Other contributors to the 2018 VAT receipts include federal ministries and parastatals N19.44 billion, gas N5.74 billion, hotel and catering N6.28 billion and Local Government Councils N1.53 billion.
Other were offshore operations N2.56 billion, oil marketing N7.73 billion, oil producing N37.44 billion, other manufacturing N122.89 billion, professional services N86.28 billion and mining N182.54 million.
VAT from properties and investments totaled N4.15 billion, publishing, printing, paper packaging N1.63 billion as well as state ministries and parastatals N42.95 billion.

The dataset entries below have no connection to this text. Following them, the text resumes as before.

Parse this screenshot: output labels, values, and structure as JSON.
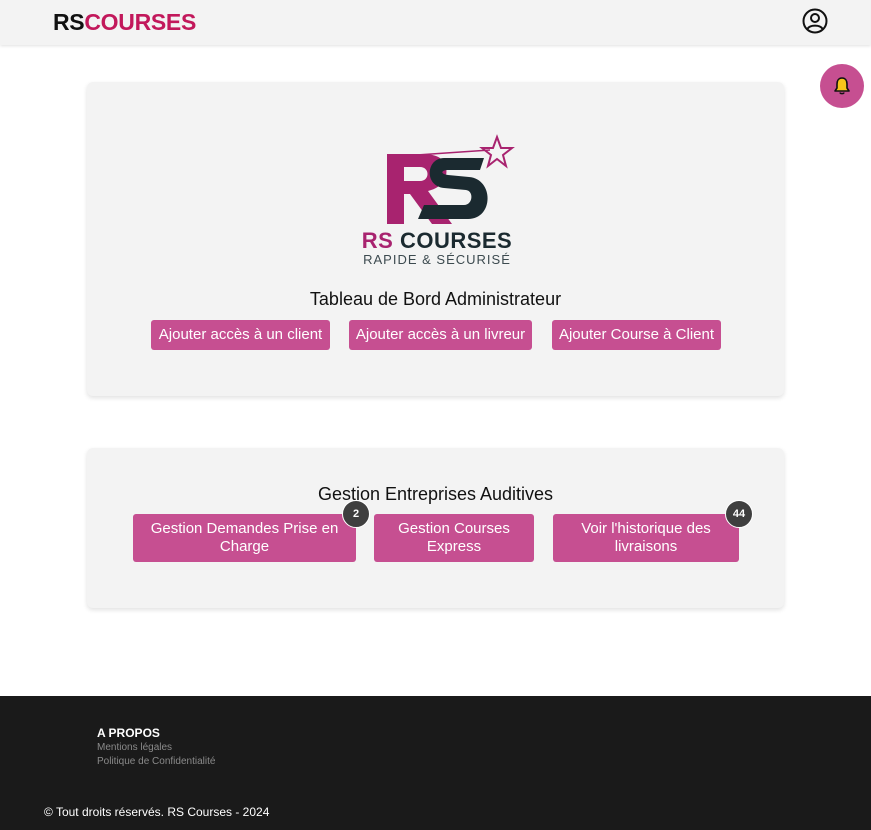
{
  "header": {
    "brand_prefix": "RS",
    "brand_suffix": "COURSES",
    "profile_icon": "user-circle-icon"
  },
  "notifications": {
    "icon": "bell-icon"
  },
  "logo": {
    "text_part1": "RS",
    "text_part2": "COURSES",
    "tagline": "RAPIDE & SÉCURISÉ",
    "brand_color": "#a8236f",
    "dark_color": "#1b2a30"
  },
  "admin_card": {
    "title": "Tableau de Bord Administrateur",
    "buttons": [
      {
        "label": "Ajouter accès à un client"
      },
      {
        "label": "Ajouter accès à un livreur"
      },
      {
        "label": "Ajouter Course à Client"
      }
    ]
  },
  "auditive_card": {
    "title": "Gestion Entreprises Auditives",
    "buttons": [
      {
        "label": "Gestion Demandes Prise en Charge",
        "badge": "2"
      },
      {
        "label": "Gestion Courses Express"
      },
      {
        "label": "Voir l'historique des livraisons",
        "badge": "44"
      }
    ]
  },
  "footer": {
    "heading": "A PROPOS",
    "links": [
      "Mentions légales",
      "Politique de Confidentialité"
    ],
    "copyright": "© Tout droits réservés. RS Courses - 2024"
  },
  "colors": {
    "accent": "#c64f91",
    "brand_pink": "#c2185b",
    "footer_bg": "#1a1a1a",
    "card_bg": "#f3f3f3",
    "badge_bg": "#3f3f3f"
  }
}
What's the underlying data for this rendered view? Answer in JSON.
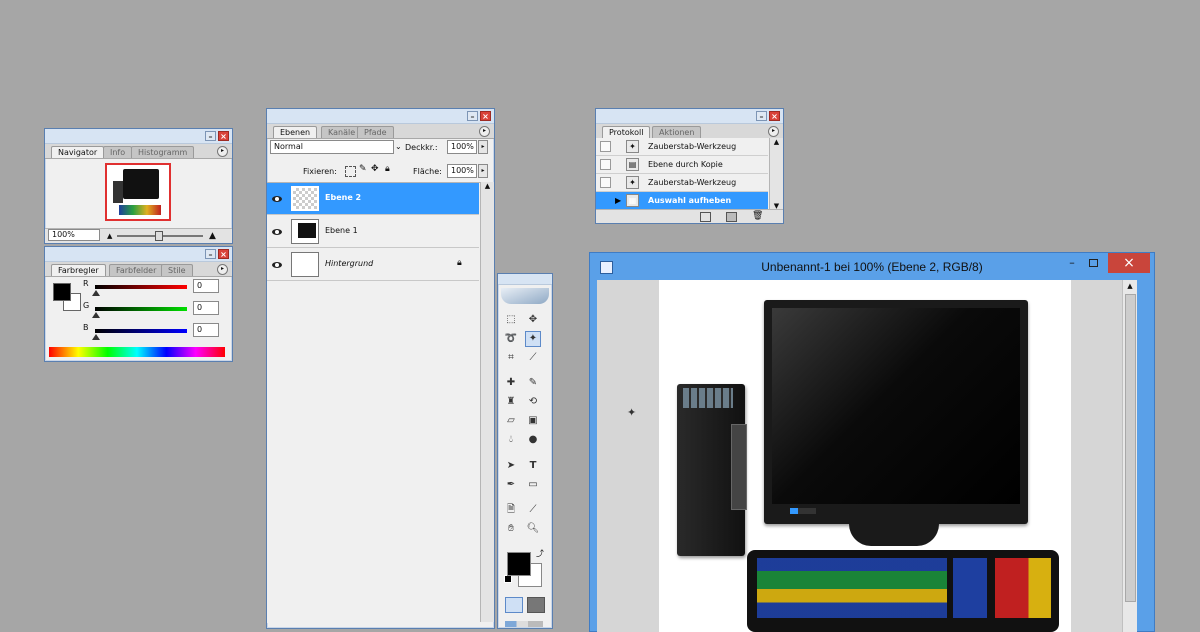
{
  "navigator": {
    "tabs": [
      "Navigator",
      "Info",
      "Histogramm"
    ],
    "zoom": "100%"
  },
  "color_panel": {
    "tabs": [
      "Farbregler",
      "Farbfelder",
      "Stile"
    ],
    "channels": [
      {
        "label": "R",
        "value": "0",
        "color": "#d01010"
      },
      {
        "label": "G",
        "value": "0",
        "color": "#10b010"
      },
      {
        "label": "B",
        "value": "0",
        "color": "#1010d0"
      }
    ]
  },
  "layers": {
    "tabs": [
      "Ebenen",
      "Kanäle",
      "Pfade"
    ],
    "blend_mode": "Normal",
    "opacity_label": "Deckkr.:",
    "opacity_value": "100%",
    "lock_label": "Fixieren:",
    "fill_label": "Fläche:",
    "fill_value": "100%",
    "items": [
      {
        "name": "Ebene 2",
        "selected": true
      },
      {
        "name": "Ebene 1",
        "selected": false
      },
      {
        "name": "Hintergrund",
        "selected": false
      }
    ]
  },
  "history": {
    "tabs": [
      "Protokoll",
      "Aktionen"
    ],
    "items": [
      {
        "label": "Zauberstab-Werkzeug",
        "selected": false
      },
      {
        "label": "Ebene durch Kopie",
        "selected": false
      },
      {
        "label": "Zauberstab-Werkzeug",
        "selected": false
      },
      {
        "label": "Auswahl aufheben",
        "selected": true
      }
    ]
  },
  "document": {
    "title": "Unbenannt-1 bei 100% (Ebene 2, RGB/8)"
  },
  "colors": {
    "accent": "#3399ff",
    "window_blue": "#5aa0e8",
    "close_red": "#d9433a",
    "workspace": "#a6a6a6"
  }
}
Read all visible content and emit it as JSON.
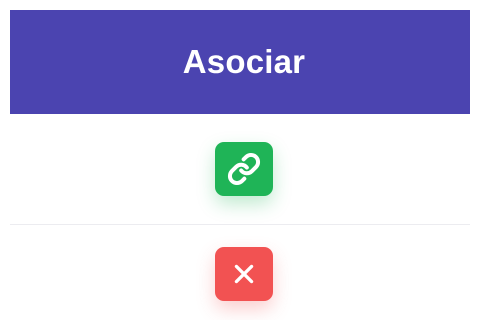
{
  "table": {
    "header": {
      "title": "Asociar",
      "background_color": "#4b44b0"
    },
    "rows": [
      {
        "action": "link",
        "icon": "link-icon",
        "color": "#1fb457"
      },
      {
        "action": "remove",
        "icon": "close-icon",
        "color": "#f25252"
      }
    ]
  }
}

The Minister of Finance, Mrs. Zainab Ahmed, had recently pointed out that given the country’s low revenue generation level, the government was considering what it described as tough measures to achieve higher revenue.
In order to achieve this, Proshare, an online financial information service hub, in its latest economic report, had advised that if the country was to reduce unemployment and stimulate economic growth, it should increase VAT.
While the report stressed that in times of slow growth, economists would typically not prescribe raising taxes, it stated that since Nigeria currently has the lowest VAT in West Africa at five per cent, the government could be bold to increase the tax by at least 200 basis points, pushing the rate up by two per cent.
It noted that if this is implemented, the government should therefore concentrate the additional revenue in infrastructural developments that helps to drop the cost of doing business and citizen transactions to create headroom for consumption which would spur business growth.
This, over a period of 36 months, it stated, could reduce the cost of distribution of goods and services, thereby resulting in massive savings in logistics costs which could turn up as major improvements in corporate bottom lines and additional tax income; successfully closing the revenue-expenditure gap.
“It’s all about productivity enhancement and not hand-outs to the most vulnerable in the society the way it is done,” the report stated.